Task description — Each line below that contains the word "tuyển" must be copied.

[Dataset excerpts]
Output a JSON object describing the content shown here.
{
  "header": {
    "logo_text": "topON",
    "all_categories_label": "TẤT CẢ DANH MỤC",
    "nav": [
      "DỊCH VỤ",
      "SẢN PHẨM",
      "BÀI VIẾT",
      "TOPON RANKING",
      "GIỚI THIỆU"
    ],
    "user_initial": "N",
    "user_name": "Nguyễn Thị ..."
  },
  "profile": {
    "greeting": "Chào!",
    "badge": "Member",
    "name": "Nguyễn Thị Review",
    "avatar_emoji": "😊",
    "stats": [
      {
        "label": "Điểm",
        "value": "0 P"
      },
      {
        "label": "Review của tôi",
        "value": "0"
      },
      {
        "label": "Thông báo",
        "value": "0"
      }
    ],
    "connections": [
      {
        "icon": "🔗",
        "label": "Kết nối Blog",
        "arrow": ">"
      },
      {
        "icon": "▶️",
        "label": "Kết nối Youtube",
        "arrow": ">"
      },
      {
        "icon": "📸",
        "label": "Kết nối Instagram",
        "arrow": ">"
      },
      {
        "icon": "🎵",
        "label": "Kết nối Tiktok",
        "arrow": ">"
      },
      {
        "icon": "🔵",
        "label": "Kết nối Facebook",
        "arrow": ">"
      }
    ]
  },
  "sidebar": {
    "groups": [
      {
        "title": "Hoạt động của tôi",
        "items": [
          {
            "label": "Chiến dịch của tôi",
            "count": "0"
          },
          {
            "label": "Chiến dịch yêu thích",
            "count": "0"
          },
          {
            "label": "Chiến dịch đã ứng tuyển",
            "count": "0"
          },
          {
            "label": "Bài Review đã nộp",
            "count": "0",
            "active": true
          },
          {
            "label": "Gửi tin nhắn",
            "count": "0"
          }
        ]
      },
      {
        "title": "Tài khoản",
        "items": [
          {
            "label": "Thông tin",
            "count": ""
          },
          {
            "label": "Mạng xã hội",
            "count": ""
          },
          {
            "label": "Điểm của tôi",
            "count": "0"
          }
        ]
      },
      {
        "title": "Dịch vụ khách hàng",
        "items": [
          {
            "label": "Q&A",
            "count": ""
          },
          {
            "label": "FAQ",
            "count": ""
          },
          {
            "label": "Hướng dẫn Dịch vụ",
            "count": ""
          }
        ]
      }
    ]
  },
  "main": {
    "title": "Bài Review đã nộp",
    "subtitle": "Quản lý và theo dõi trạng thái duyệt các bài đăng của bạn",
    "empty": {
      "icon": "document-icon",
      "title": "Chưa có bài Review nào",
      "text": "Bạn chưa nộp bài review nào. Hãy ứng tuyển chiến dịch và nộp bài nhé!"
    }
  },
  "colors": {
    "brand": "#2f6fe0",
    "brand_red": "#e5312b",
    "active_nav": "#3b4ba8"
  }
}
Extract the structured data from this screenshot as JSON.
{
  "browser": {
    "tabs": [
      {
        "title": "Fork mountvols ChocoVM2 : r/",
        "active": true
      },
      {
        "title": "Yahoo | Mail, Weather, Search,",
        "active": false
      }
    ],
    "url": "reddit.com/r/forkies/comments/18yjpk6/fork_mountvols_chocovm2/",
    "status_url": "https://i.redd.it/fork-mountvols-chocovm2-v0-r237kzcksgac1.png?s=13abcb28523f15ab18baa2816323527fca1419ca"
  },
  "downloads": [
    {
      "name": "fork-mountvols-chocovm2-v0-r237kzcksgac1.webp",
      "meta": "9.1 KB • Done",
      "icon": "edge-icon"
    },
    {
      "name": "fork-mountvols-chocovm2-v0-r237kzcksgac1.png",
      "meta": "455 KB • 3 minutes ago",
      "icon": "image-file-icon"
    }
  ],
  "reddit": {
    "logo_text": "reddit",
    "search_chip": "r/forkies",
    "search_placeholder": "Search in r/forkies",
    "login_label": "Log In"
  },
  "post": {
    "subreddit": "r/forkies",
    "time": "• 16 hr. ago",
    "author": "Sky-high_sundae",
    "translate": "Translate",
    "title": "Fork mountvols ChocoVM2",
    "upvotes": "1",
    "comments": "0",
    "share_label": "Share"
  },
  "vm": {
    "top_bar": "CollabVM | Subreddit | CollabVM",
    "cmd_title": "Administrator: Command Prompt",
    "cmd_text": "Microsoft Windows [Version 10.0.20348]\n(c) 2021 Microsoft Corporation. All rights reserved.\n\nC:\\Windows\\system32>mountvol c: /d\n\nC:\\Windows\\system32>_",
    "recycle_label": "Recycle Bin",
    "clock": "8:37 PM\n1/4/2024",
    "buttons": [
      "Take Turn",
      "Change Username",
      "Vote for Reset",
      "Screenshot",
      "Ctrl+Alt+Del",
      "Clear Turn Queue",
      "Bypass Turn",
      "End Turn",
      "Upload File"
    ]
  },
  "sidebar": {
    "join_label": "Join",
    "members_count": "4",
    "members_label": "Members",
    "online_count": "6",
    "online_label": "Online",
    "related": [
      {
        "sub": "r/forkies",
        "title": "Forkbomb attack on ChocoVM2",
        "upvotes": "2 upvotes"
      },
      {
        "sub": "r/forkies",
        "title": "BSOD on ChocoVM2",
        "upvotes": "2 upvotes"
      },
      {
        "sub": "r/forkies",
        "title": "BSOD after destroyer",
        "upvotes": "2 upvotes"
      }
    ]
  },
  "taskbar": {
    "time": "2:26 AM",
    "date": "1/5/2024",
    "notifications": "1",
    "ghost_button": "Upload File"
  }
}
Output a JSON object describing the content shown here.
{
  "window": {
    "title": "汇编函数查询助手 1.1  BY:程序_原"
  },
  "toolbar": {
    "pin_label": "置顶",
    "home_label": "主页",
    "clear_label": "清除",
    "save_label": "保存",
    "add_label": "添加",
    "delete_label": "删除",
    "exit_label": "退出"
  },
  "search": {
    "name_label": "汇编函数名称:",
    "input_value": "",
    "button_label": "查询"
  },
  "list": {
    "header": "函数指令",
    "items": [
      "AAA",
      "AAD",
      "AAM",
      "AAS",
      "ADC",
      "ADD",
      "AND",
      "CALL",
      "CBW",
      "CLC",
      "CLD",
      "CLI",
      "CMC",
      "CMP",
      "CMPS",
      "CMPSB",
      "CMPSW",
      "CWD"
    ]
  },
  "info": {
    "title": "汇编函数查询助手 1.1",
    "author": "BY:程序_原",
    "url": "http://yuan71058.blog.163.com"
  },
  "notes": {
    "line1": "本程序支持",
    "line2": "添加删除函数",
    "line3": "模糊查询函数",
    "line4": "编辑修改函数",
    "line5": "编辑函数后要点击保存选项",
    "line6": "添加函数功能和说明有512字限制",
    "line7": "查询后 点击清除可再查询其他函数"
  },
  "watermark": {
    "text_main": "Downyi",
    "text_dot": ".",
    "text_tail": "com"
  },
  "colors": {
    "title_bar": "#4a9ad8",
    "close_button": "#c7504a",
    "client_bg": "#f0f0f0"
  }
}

Answer section —
            "label": "Chiến dịch đã ứng tuyển",
      "text": "Bạn chưa nộp bài review nào. Hãy ứng tuyển chiến dịch và nộp bài nhé!"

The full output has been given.